* Prompt:
Reproduce the data shown below exactly.

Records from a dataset

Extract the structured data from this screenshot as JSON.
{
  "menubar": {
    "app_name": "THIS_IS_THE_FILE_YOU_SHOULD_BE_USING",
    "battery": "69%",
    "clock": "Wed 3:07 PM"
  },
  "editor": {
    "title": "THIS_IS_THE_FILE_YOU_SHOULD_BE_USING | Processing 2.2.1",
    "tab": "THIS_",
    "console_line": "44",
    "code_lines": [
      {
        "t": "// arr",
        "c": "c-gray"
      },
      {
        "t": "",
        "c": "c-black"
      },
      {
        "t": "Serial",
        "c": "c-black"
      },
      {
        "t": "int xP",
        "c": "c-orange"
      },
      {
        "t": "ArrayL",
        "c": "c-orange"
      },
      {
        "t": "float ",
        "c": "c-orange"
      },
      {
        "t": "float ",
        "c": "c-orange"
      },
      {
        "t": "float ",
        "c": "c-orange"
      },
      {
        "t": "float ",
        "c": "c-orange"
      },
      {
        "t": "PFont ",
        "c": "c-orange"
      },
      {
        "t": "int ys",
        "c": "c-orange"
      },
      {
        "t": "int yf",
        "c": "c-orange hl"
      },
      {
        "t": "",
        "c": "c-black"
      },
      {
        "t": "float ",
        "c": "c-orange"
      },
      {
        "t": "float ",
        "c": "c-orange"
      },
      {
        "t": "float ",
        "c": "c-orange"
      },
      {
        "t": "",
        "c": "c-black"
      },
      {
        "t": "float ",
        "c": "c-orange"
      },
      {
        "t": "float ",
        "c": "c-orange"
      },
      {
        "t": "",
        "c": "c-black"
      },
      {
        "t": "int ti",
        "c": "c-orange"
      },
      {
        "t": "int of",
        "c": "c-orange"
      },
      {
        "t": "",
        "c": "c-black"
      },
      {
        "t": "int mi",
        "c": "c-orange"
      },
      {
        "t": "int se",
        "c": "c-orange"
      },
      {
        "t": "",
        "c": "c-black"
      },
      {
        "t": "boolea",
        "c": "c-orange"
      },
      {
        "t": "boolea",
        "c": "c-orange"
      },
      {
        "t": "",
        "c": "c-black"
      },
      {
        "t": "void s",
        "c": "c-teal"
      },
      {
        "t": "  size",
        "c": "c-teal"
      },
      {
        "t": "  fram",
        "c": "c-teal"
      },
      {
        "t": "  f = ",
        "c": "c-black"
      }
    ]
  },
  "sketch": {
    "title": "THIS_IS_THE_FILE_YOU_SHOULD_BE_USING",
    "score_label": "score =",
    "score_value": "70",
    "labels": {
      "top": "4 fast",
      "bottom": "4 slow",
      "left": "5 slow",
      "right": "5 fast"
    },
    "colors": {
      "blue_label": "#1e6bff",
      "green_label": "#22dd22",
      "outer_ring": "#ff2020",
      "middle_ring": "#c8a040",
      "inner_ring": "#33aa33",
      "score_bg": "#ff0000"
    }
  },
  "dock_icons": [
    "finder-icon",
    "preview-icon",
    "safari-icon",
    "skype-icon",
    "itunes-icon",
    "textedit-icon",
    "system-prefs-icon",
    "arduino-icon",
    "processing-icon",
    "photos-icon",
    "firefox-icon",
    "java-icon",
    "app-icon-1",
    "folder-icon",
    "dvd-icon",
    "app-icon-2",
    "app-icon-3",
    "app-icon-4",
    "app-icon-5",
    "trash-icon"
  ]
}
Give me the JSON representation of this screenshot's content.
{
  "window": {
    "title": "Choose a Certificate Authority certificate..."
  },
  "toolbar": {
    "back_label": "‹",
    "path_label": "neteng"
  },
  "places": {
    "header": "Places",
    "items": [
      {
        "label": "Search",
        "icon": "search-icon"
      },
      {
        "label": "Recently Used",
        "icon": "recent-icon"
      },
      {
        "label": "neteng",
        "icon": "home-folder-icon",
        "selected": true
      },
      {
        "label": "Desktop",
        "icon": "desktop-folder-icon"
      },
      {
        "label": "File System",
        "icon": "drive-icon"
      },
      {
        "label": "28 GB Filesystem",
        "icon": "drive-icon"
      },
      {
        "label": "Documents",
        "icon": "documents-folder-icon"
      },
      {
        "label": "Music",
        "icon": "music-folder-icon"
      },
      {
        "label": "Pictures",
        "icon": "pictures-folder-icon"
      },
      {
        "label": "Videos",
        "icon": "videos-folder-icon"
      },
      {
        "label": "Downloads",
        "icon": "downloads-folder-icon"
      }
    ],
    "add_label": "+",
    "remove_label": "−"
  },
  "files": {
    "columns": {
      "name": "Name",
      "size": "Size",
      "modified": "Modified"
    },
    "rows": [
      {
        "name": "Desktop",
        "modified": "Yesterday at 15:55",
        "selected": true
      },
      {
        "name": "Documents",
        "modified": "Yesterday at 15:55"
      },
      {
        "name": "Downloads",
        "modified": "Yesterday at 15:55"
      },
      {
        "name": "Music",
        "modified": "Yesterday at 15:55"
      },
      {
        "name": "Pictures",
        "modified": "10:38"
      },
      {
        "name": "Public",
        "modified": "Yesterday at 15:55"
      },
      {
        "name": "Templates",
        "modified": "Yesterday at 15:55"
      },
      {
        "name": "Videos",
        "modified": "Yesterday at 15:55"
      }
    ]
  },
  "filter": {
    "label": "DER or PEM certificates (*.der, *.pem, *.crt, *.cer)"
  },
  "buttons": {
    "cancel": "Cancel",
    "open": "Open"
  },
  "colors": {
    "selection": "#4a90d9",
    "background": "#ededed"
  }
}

* Solution:
Extract the structured data from this screenshot as JSON.
{
  "menubar": {
    "app_name": "THIS_IS_THE_FILE_YOU_SHOULD_BE_USING",
    "battery": "69%",
    "clock": "Wed 3:07 PM"
  },
  "editor": {
    "title": "THIS_IS_THE_FILE_YOU_SHOULD_BE_USING | Processing 2.2.1",
    "tab": "THIS_",
    "console_line": "44",
    "code_lines": [
      {
        "t": "// arr",
        "c": "c-gray"
      },
      {
        "t": "",
        "c": "c-black"
      },
      {
        "t": "Serial",
        "c": "c-black"
      },
      {
        "t": "int xP",
        "c": "c-orange"
      },
      {
        "t": "ArrayL",
        "c": "c-orange"
      },
      {
        "t": "float ",
        "c": "c-orange"
      },
      {
        "t": "float ",
        "c": "c-orange"
      },
      {
        "t": "float ",
        "c": "c-orange"
      },
      {
        "t": "float ",
        "c": "c-orange"
      },
      {
        "t": "PFont ",
        "c": "c-orange"
      },
      {
        "t": "int ys",
        "c": "c-orange"
      },
      {
        "t": "int yf",
        "c": "c-orange hl"
      },
      {
        "t": "",
        "c": "c-black"
      },
      {
        "t": "float ",
        "c": "c-orange"
      },
      {
        "t": "float ",
        "c": "c-orange"
      },
      {
        "t": "float ",
        "c": "c-orange"
      },
      {
        "t": "",
        "c": "c-black"
      },
      {
        "t": "float ",
        "c": "c-orange"
      },
      {
        "t": "float ",
        "c": "c-orange"
      },
      {
        "t": "",
        "c": "c-black"
      },
      {
        "t": "int ti",
        "c": "c-orange"
      },
      {
        "t": "int of",
        "c": "c-orange"
      },
      {
        "t": "",
        "c": "c-black"
      },
      {
        "t": "int mi",
        "c": "c-orange"
      },
      {
        "t": "int se",
        "c": "c-orange"
      },
      {
        "t": "",
        "c": "c-black"
      },
      {
        "t": "boolea",
        "c": "c-orange"
      },
      {
        "t": "boolea",
        "c": "c-orange"
      },
      {
        "t": "",
        "c": "c-black"
      },
      {
        "t": "void s",
        "c": "c-teal"
      },
      {
        "t": "  size",
        "c": "c-teal"
      },
      {
        "t": "  fram",
        "c": "c-teal"
      },
      {
        "t": "  f = ",
        "c": "c-black"
      }
    ]
  },
  "sketch": {
    "title": "THIS_IS_THE_FILE_YOU_SHOULD_BE_USING",
    "score_label": "score =",
    "score_value": "70",
    "labels": {
      "top": "4 fast",
      "bottom": "4 slow",
      "left": "5 slow",
      "right": "5 fast"
    },
    "colors": {
      "blue_label": "#1e6bff",
      "green_label": "#22dd22",
      "outer_ring": "#ff2020",
      "middle_ring": "#c8a040",
      "inner_ring": "#33aa33",
      "score_bg": "#ff0000"
    }
  },
  "dock_icons": [
    "finder-icon",
    "preview-icon",
    "safari-icon",
    "skype-icon",
    "itunes-icon",
    "textedit-icon",
    "system-prefs-icon",
    "arduino-icon",
    "processing-icon",
    "photos-icon",
    "firefox-icon",
    "java-icon",
    "app-icon-1",
    "folder-icon",
    "dvd-icon",
    "app-icon-2",
    "app-icon-3",
    "app-icon-4",
    "app-icon-5",
    "trash-icon"
  ]
}
Give me the JSON representation of this screenshot's content.
{
  "window": {
    "title": "Choose a Certificate Authority certificate..."
  },
  "toolbar": {
    "back_label": "‹",
    "path_label": "neteng"
  },
  "places": {
    "header": "Places",
    "items": [
      {
        "label": "Search",
        "icon": "search-icon"
      },
      {
        "label": "Recently Used",
        "icon": "recent-icon"
      },
      {
        "label": "neteng",
        "icon": "home-folder-icon",
        "selected": true
      },
      {
        "label": "Desktop",
        "icon": "desktop-folder-icon"
      },
      {
        "label": "File System",
        "icon": "drive-icon"
      },
      {
        "label": "28 GB Filesystem",
        "icon": "drive-icon"
      },
      {
        "label": "Documents",
        "icon": "documents-folder-icon"
      },
      {
        "label": "Music",
        "icon": "music-folder-icon"
      },
      {
        "label": "Pictures",
        "icon": "pictures-folder-icon"
      },
      {
        "label": "Videos",
        "icon": "videos-folder-icon"
      },
      {
        "label": "Downloads",
        "icon": "downloads-folder-icon"
      }
    ],
    "add_label": "+",
    "remove_label": "−"
  },
  "files": {
    "columns": {
      "name": "Name",
      "size": "Size",
      "modified": "Modified"
    },
    "rows": [
      {
        "name": "Desktop",
        "modified": "Yesterday at 15:55",
        "selected": true
      },
      {
        "name": "Documents",
        "modified": "Yesterday at 15:55"
      },
      {
        "name": "Downloads",
        "modified": "Yesterday at 15:55"
      },
      {
        "name": "Music",
        "modified": "Yesterday at 15:55"
      },
      {
        "name": "Pictures",
        "modified": "10:38"
      },
      {
        "name": "Public",
        "modified": "Yesterday at 15:55"
      },
      {
        "name": "Templates",
        "modified": "Yesterday at 15:55"
      },
      {
        "name": "Videos",
        "modified": "Yesterday at 15:55"
      }
    ]
  },
  "filter": {
    "label": "DER or PEM certificates (*.der, *.pem, *.crt, *.cer)"
  },
  "buttons": {
    "cancel": "Cancel",
    "open": "Open"
  },
  "colors": {
    "selection": "#4a90d9",
    "background": "#ededed"
  }
}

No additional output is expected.